A perm, short for “permanent wave,” is a hairstyling technique that chemically alters the structure of the hair to create curls or waves that last for an extended period. It’s a popular method for achieving long-lasting, textured hairstyles.
Can Anyone Get a Perm?
Most people can get a perm, but the success of the process may depend on the individual’s hair type and condition. Hair that is too damaged or over-processed may not be suitable for perming. Consulting with a professional stylist is recommended to assess hair health and determine if a perm is a good choice.
How Is a Perm Done?
The perm process typically involves the following steps:
- Preparation: Hair is shampooed to remove dirt and oils and towel-dried.
- Wrapping: Sections of hair are wrapped around perm rods or curlers of various sizes based on the desired curl/wave type.
- Applying Perm Solution: A chemical solution is applied to break and reform the hair’s disulfide bonds, allowing it to take on the shape of the rods.
- Processing: The hair is allowed to process for a specific time, determined by the desired results and hair type.
- Rinsing: The hair is rinsed to remove the perm solution.
- Neutralizing: A neutralizer is applied to set the new curl/wave pattern by rebuilding the disulfide bonds.
- Final Rinsing: The rods are removed, and the hair is rinsed again.
- Styling: The newly permed hair can be styled as desired.
How Long Does a Perm Last?
The longevity of a perm can vary depending on factors such as hair type, maintenance, and the specific perm solution used. On average, a perm can last for several months before gradually loosening and returning to its natural state.
How Do I Maintain a Perm?

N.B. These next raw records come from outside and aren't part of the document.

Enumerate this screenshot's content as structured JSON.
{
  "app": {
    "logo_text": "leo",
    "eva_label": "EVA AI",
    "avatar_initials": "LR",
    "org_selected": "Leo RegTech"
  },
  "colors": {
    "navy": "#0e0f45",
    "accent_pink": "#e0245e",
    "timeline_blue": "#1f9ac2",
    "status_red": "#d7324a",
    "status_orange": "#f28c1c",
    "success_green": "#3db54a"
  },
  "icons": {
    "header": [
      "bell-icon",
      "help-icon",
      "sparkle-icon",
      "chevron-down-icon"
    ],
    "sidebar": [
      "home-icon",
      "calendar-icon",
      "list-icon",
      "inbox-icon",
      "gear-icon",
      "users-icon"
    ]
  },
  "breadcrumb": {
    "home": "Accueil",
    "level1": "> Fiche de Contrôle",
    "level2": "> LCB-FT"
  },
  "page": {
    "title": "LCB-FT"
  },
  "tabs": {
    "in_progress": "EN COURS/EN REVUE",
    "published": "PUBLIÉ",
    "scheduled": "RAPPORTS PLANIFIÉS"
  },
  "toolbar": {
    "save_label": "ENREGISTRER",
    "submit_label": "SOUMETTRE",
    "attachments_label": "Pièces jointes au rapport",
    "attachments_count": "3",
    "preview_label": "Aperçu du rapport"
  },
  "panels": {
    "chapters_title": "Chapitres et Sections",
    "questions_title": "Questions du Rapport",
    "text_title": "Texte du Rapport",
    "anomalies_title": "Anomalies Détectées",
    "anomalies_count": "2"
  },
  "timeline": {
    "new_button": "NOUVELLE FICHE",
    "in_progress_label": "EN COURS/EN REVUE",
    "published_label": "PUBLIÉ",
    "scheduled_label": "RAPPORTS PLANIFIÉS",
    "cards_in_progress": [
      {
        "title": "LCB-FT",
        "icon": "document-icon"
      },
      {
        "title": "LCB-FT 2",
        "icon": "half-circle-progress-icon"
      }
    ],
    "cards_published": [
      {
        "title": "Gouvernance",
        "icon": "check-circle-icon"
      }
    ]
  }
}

To maintain a perm, it’s essential to use hair products formulated for permed hair and follow a proper hair care routine. Regular trims to remove damaged ends are also recommended. Avoiding excessive heat and using heat protectant products can help prolong the life of a perm.
The history of perms dates back to the early 20th century when the technique was developed as a way to create long-lasting curls and waves without daily styling. Perms became particularly popular in the 1980s and have since evolved with advancements in hairstyling technology.
- Perm rods or curlers
- Perm solution
- Plastic cap or wrap
- Hair clips or pins
- Heat protectant products (optional)
- Start with clean, dry hair.
- Section the hair and wrap it around perm rods or curlers.
- Apply the perm solution, process, and rinse.
- Neutralize the hair, rinse again, and remove the rods.
- Style the newly permed hair as desired.